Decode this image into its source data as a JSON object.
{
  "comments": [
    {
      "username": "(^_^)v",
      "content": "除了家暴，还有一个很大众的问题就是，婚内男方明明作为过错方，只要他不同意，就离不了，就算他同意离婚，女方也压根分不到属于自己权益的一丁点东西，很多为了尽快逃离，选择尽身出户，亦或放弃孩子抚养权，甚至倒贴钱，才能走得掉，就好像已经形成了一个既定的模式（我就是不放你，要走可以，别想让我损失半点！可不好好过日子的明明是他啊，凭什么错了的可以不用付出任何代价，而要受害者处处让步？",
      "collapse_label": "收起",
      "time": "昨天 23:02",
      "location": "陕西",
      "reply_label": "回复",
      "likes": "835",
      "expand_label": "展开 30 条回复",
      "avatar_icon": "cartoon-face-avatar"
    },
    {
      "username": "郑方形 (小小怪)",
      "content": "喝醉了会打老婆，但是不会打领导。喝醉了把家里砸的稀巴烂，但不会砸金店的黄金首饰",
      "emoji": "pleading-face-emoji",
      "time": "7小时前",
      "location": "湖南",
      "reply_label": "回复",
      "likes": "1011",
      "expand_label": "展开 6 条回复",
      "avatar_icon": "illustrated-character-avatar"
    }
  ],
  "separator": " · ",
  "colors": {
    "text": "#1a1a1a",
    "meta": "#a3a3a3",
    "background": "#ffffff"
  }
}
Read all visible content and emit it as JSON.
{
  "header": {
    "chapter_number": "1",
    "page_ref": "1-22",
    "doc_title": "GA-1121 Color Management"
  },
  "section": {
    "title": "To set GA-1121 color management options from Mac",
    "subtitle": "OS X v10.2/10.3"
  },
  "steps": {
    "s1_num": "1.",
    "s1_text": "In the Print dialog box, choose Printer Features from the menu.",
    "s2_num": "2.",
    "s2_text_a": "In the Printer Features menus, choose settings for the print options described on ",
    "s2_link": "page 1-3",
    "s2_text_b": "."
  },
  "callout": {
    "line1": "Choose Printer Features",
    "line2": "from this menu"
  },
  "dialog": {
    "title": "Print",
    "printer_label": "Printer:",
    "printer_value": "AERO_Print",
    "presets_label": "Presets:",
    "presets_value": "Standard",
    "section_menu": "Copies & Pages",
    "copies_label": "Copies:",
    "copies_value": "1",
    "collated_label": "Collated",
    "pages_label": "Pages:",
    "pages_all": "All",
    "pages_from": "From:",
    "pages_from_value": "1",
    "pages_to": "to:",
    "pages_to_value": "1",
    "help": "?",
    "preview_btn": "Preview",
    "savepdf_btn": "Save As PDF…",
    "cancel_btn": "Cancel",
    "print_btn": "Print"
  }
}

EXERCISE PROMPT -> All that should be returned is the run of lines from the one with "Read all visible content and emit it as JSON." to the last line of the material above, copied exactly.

SOLUTION FOR THIS EXERCISE ->
Read all visible content and emit it as JSON.
{
  "header": {
    "chapter_number": "1",
    "page_ref": "1-22",
    "doc_title": "GA-1121 Color Management"
  },
  "section": {
    "title": "To set GA-1121 color management options from Mac",
    "subtitle": "OS X v10.2/10.3"
  },
  "steps": {
    "s1_num": "1.",
    "s1_text": "In the Print dialog box, choose Printer Features from the menu.",
    "s2_num": "2.",
    "s2_text_a": "In the Printer Features menus, choose settings for the print options described on ",
    "s2_link": "page 1-3",
    "s2_text_b": "."
  },
  "callout": {
    "line1": "Choose Printer Features",
    "line2": "from this menu"
  },
  "dialog": {
    "title": "Print",
    "printer_label": "Printer:",
    "printer_value": "AERO_Print",
    "presets_label": "Presets:",
    "presets_value": "Standard",
    "section_menu": "Copies & Pages",
    "copies_label": "Copies:",
    "copies_value": "1",
    "collated_label": "Collated",
    "pages_label": "Pages:",
    "pages_all": "All",
    "pages_from": "From:",
    "pages_from_value": "1",
    "pages_to": "to:",
    "pages_to_value": "1",
    "help": "?",
    "preview_btn": "Preview",
    "savepdf_btn": "Save As PDF…",
    "cancel_btn": "Cancel",
    "print_btn": "Print"
  }
}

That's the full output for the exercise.